For larger projects, you have a couple options as well. Artist’s portfolios come in a variety of sizes and are great for oversized pieces that can fold flat – timelines, posters, etc. For 3-dimensional projects, just take pictures! (To authenticate that your child created the object in the picture, you may also want to take photos or video of them during the construction phase.) Save these in the cloud and on a memory stick or external drive so you have backups, particularly if you have to show them to evaluators who oversee your homeschooling.
Parents often assume school will take all day — kids in “regular” school are in class from 8am to 3pm, after all! The truth is that, in most cases, homeschooling takes far less time, particularly with younger children. But even so, you need to figure out where in your day this schooling is going to happen.
For example, in our family, we expect breakfast, chores, and personal hygiene to be done by 9am, which is when we start school. We have a family lunch around noon, then pick up where we left off and work until we’re done — normally until 1:00pm.

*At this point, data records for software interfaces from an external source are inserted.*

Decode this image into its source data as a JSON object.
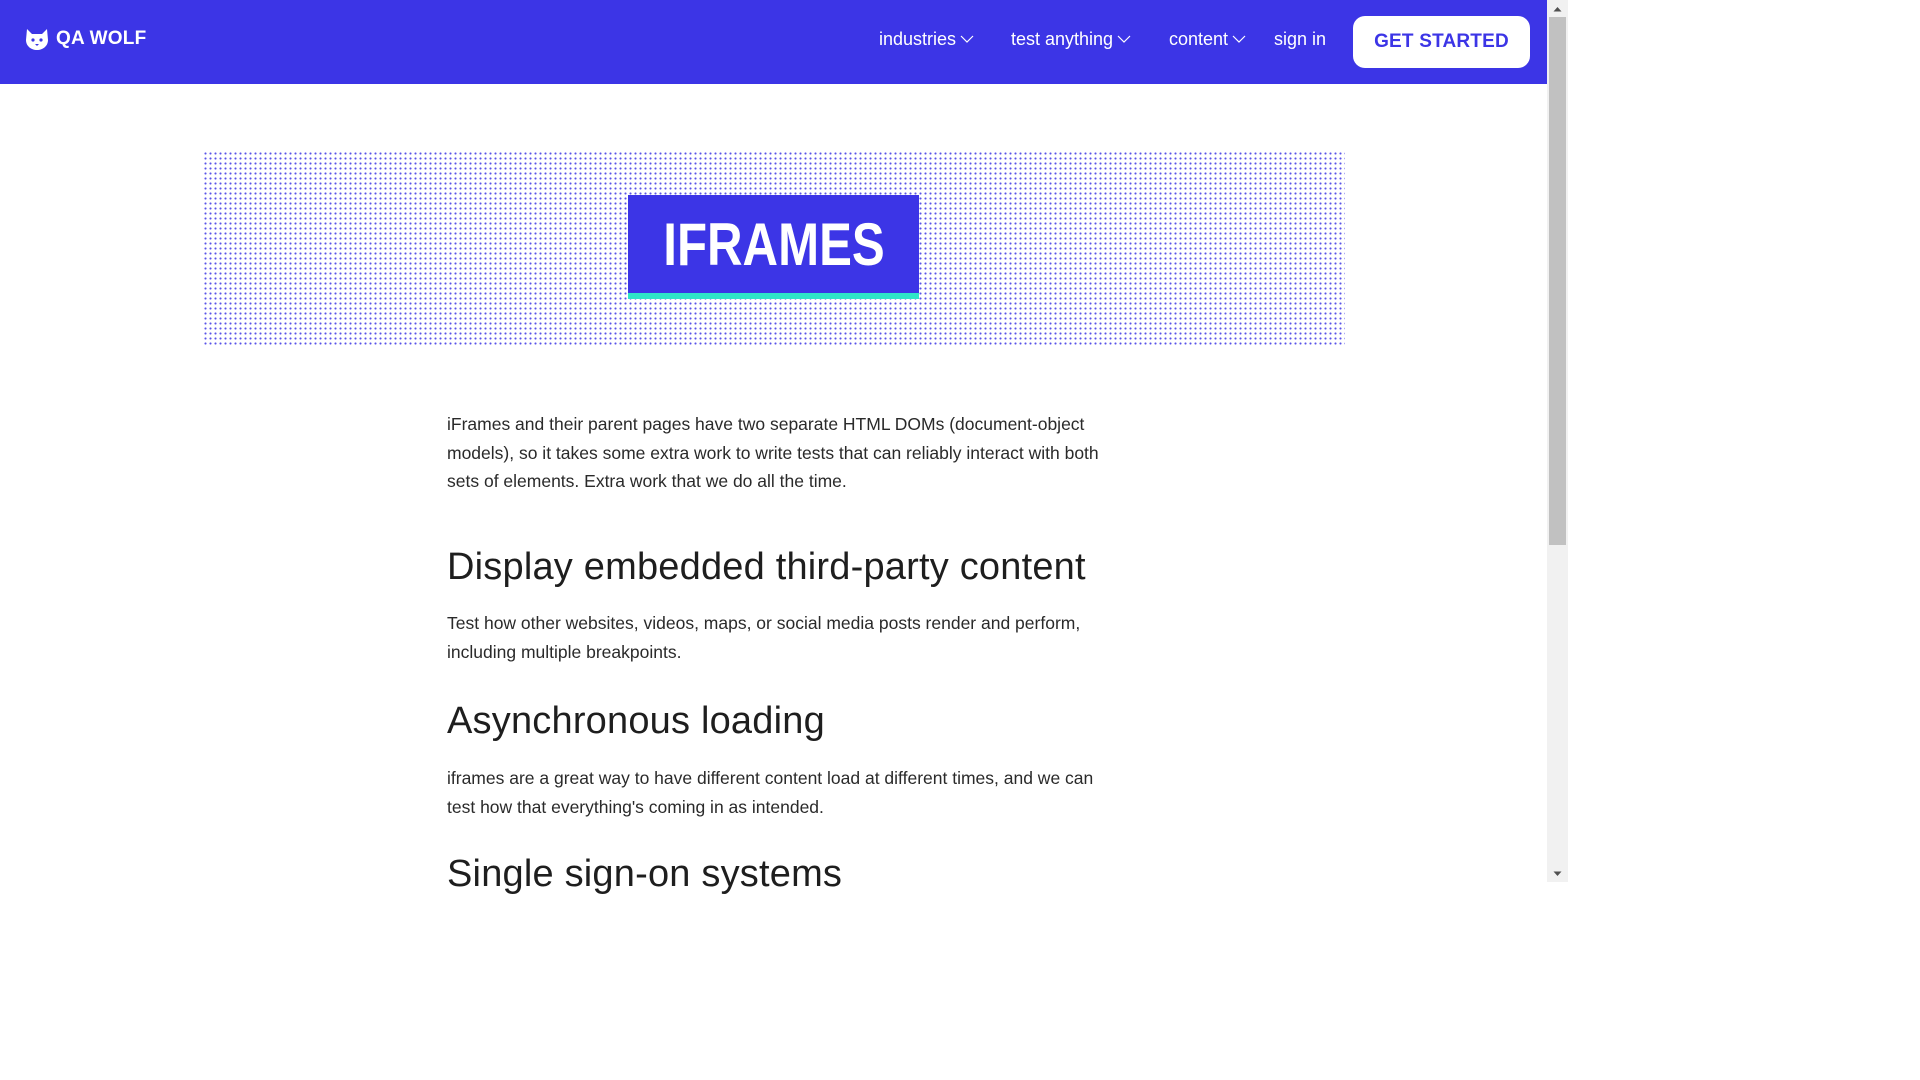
{
  "nav": {
    "logo_text": "QA WOLF",
    "items": [
      {
        "label": "industries",
        "has_dropdown": true
      },
      {
        "label": "test anything",
        "has_dropdown": true
      },
      {
        "label": "content",
        "has_dropdown": true
      },
      {
        "label": "sign in",
        "has_dropdown": false
      }
    ],
    "cta_label": "GET STARTED"
  },
  "hero": {
    "title": "IFRAMES"
  },
  "article": {
    "intro": "iFrames and their parent pages have two separate HTML DOMs (document-object models), so it takes some extra work to write tests that can reliably interact with both sets of elements. Extra work that we do all the time.",
    "sections": [
      {
        "heading": "Display embedded third-party content",
        "body": "Test how other websites, videos, maps, or social media posts render and perform, including multiple breakpoints."
      },
      {
        "heading": "Asynchronous loading",
        "body": "iframes are a great way to have different content load at different times, and we can test how that everything's coming in as intended."
      },
      {
        "heading": "Single sign-on systems",
        "body": ""
      }
    ]
  },
  "colors": {
    "brand": "#3c35e6",
    "accent": "#2ee6c8",
    "text": "#262626"
  },
  "icons": {
    "logo": "wolf-icon",
    "dropdown": "chevron-down-icon"
  }
}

You also need to know what you’re going to teach. A standard lesson planner is one option for listing daily lessons, but so is a list on a sticky note! If your state requires that you track the time spent on each subject, look at a lesson book, daily planner, or printable planner pages for homeschoolers to help you organize not only your lessons but the amount of time spent actually engaged in them.
Your State-Mandated Information
If your state requires that you track attendance, time spent on particular subjects, etc. then you’ll need to determine what method would work best for your personality and approach.
If you’re already using a planner to organize lessons, then it’s easy to track the time spent on them and the days that you actually did school. You might have to get creative if you follow a less structured approach, however. For example, one unschooling-leaning friend of mine has a standard planner that she uses “backwards.” Rather than writing what they’re going to do, she records what they ended up doing over the course of the day. Her attendance is naturally recorded in the process, since a day with schoolwork listed on it is obviously a day they did school!
Sure it’s only five steps, but those steps have a lot to them, I know. So, to help you get organized and make sure you haven’t missed anything, I’ve created the Launch Your Homeschool Checklist. It breaks each of these five steps down to the nitty-gritty details so you don’t have to think of them yourself. It also includes a curriculum planner to guide you through your purchases and give you a place to keep it all organized! You can purchase it here for only $7!
It’s understandable if you’re feeling a touch nervous at actually doing all this. Or maybe even downright terrified. (Hence the chocolate.)
It’s your child’s education, for heaven’s sake — that’s a big deal!
But the most important thing to remember – and something that might bring you some peace – is that nothing is set in stone.
Don’t like the curriculum? Change it!
Don’t like your schedule? Change it!
Don’t like the methodology? Change it!
Mid-year, mid-semester, mid-quarter – heck, at any point you can decide to try something new. Flexibility is one of the best things about homeschooling!